┌─ EXTRACTED RECORDS
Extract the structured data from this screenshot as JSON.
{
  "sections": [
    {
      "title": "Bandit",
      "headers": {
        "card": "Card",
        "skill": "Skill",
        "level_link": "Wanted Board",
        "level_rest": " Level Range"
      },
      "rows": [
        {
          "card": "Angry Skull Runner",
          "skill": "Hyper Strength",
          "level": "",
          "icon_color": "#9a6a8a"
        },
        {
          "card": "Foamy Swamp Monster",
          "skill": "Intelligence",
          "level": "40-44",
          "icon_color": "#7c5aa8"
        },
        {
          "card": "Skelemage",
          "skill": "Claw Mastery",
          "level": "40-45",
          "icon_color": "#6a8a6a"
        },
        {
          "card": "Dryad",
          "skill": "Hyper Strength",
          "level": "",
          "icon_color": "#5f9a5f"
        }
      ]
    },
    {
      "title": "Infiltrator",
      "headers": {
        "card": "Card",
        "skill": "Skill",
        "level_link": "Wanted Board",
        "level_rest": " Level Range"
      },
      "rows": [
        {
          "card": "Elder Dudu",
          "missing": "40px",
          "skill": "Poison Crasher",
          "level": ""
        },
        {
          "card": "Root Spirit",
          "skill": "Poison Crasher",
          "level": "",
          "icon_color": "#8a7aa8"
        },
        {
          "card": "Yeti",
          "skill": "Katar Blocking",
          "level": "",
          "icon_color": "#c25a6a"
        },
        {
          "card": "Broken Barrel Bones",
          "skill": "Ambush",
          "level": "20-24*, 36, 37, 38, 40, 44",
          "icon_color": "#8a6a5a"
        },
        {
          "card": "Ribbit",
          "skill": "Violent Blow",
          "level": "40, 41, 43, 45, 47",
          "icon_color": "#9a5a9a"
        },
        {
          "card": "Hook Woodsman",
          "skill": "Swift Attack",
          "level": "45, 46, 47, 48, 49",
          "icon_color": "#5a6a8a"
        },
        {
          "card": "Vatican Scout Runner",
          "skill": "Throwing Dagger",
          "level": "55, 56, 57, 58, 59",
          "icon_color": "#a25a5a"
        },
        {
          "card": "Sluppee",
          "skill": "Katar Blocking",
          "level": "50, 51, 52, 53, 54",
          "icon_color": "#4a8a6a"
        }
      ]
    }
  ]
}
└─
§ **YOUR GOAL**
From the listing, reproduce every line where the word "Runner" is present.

§ **REPLY TO THE EXERCISE**
          "card": "Angry Skull Runner",
          "card": "Vatican Scout Runner",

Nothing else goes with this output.